Instructions for the task
If a line in the entries contains the word "true", list it.

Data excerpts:
--

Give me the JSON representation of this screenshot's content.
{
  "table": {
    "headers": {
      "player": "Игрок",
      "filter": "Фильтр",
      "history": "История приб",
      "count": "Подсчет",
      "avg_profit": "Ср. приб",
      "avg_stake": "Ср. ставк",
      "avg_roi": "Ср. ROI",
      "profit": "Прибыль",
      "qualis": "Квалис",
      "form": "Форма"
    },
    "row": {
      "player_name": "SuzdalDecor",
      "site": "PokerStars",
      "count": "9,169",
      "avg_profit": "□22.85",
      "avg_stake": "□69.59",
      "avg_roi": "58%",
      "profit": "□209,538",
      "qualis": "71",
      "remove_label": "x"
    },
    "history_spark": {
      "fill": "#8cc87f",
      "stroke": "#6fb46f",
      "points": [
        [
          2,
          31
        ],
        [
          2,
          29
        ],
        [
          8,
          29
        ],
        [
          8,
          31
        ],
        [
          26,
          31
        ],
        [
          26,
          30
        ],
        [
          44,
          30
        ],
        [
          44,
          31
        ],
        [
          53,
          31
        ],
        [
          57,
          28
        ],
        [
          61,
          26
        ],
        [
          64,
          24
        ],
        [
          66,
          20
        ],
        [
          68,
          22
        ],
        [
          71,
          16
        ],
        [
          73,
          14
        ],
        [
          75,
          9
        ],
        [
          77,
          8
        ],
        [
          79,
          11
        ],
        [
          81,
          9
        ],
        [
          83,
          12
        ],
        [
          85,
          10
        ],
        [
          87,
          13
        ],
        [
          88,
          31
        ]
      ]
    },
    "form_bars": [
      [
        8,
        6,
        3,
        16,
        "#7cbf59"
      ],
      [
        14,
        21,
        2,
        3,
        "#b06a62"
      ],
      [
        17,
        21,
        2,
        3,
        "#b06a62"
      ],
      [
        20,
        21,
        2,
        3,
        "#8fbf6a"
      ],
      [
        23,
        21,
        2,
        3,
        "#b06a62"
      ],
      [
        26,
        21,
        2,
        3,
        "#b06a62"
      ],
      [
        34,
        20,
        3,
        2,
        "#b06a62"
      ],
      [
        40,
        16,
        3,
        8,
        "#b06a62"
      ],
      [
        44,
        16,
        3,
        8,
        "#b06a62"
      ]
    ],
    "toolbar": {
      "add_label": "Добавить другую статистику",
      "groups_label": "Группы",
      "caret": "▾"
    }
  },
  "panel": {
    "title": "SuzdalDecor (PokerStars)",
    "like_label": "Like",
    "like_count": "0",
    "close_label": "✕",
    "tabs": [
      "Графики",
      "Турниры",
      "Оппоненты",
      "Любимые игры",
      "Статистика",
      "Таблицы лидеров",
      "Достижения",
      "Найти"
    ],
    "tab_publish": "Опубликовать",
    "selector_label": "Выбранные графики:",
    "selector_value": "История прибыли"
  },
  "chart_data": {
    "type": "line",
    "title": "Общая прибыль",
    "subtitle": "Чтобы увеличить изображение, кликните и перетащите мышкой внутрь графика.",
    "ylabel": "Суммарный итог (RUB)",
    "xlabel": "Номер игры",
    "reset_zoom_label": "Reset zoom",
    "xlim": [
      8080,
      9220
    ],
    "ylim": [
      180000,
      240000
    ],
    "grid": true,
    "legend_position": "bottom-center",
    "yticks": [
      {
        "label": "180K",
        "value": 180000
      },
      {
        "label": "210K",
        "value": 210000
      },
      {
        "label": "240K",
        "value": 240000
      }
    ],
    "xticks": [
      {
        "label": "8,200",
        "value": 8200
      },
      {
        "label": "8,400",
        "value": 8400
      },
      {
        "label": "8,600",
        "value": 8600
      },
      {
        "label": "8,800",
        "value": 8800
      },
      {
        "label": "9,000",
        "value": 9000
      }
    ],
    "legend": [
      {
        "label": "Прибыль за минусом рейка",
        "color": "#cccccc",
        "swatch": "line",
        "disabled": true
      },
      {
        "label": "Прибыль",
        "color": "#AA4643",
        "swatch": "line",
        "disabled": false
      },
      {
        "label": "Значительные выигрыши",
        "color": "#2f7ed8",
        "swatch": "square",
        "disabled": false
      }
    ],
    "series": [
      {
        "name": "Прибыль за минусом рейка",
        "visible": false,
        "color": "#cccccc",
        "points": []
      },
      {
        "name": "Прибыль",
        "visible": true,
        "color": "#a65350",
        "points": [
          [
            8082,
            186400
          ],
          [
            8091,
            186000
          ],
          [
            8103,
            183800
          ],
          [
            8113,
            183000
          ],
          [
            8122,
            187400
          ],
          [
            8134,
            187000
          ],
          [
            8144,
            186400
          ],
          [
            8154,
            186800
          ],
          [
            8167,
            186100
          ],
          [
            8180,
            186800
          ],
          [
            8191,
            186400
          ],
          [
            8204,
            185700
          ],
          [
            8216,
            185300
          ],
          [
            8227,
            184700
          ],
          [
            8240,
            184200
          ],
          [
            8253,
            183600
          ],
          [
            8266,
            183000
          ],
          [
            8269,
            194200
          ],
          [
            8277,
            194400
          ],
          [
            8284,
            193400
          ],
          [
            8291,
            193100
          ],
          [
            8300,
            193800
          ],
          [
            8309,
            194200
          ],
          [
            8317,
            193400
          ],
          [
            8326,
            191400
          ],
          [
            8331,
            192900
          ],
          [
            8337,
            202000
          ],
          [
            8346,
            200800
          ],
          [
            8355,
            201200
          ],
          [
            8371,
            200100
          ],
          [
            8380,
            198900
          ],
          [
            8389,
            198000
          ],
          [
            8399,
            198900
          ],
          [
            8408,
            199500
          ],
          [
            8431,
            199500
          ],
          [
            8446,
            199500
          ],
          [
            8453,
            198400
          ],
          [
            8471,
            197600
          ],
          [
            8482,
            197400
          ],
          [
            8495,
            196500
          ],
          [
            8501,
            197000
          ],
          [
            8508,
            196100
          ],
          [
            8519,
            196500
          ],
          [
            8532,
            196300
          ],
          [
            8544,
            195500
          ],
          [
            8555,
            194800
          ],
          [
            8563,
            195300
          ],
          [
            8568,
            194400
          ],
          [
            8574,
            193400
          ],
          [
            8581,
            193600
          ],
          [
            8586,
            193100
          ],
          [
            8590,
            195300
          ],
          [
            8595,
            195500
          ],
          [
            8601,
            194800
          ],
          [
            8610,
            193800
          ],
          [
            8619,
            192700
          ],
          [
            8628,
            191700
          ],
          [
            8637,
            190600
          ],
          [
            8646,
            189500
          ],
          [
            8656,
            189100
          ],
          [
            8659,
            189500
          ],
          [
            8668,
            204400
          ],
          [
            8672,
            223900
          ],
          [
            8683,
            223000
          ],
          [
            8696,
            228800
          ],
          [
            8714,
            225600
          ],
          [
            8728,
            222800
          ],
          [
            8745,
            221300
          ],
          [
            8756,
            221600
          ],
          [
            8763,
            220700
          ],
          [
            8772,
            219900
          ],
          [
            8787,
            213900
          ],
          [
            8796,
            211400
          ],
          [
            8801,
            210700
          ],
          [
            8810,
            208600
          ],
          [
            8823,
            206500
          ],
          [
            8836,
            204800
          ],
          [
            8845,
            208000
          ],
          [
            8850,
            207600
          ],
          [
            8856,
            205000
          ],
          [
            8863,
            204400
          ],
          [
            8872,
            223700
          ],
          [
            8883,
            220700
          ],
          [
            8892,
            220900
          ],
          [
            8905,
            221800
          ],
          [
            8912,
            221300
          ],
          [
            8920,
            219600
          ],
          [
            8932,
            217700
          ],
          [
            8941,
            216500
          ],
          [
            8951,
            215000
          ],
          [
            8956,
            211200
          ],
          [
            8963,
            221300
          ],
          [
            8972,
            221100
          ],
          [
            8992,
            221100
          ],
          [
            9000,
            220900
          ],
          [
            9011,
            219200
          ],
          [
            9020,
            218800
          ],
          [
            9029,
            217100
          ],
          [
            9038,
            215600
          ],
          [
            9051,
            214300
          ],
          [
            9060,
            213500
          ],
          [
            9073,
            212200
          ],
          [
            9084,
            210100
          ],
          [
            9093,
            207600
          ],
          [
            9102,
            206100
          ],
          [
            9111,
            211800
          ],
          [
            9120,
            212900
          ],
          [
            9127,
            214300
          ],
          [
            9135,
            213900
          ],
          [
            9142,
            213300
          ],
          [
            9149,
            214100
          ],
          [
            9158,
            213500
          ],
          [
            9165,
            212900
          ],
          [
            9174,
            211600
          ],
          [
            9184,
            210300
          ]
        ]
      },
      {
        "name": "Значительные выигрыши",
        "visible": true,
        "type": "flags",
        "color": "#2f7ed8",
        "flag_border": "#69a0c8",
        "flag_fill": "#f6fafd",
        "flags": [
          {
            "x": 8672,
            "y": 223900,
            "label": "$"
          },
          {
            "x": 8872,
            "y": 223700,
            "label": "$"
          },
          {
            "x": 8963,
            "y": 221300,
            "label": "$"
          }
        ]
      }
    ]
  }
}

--

Task solution
    "grid": true,
        "disabled": true
        "visible": true,
        "visible": true,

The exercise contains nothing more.